Citation: Tóth K, Oroszi T, Nyakas C, van der Zee EA and Schoemaker RG (2023) Whole-body vibration as a passive alternative to exercise after myocardial damage in middle-aged female rats: Effects on the heart, the brain, and behavior. Front. Aging Neurosci. 15:1034474. doi: 10.3389/fnagi.2023.1034474
Received: 01 September 2022; Accepted: 02 February 2023;
Published: 07 March 2023.
Edited by:Redha Taiar, Université de Reims Champagne-Ardenne, France
Reviewed by:Mohamed Fizur Nagoor Meeran, United Arab Emirates University, United Arab Emirates
Lokman Hekim Tanriverdi, Inönü University, Türkiye
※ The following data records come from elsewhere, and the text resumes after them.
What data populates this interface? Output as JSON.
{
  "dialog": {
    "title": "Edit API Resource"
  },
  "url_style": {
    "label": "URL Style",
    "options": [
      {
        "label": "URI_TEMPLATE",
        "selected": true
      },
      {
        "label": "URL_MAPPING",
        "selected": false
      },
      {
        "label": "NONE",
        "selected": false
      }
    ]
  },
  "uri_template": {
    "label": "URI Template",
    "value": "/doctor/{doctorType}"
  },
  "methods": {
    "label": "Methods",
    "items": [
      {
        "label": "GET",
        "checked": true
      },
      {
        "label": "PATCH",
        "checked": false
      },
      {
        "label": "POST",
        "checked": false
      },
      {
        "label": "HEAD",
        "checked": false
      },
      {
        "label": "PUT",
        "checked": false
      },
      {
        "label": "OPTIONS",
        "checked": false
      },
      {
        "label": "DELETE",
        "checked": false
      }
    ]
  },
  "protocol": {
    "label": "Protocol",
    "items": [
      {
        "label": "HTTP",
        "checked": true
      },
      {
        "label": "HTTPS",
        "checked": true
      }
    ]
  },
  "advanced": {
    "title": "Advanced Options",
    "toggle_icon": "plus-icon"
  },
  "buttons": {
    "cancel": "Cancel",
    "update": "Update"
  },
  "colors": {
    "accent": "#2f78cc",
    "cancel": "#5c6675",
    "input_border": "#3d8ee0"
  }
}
Copyright © 2023 Tóth, Oroszi, Nyakas, van der Zee and Schoemaker. This is an open-access article distributed under the terms of the Creative Commons Attribution License (CC BY). The use, distribution or reproduction in other forums is permitted, provided the original author(s) and the copyright owner(s) are credited and that the original publication in this journal is cited, in accordance with accepted academic practice. No use, distribution or reproduction is permitted which does not comply with these terms.
*Correspondence: Regien G. Schoemaker, email@example.com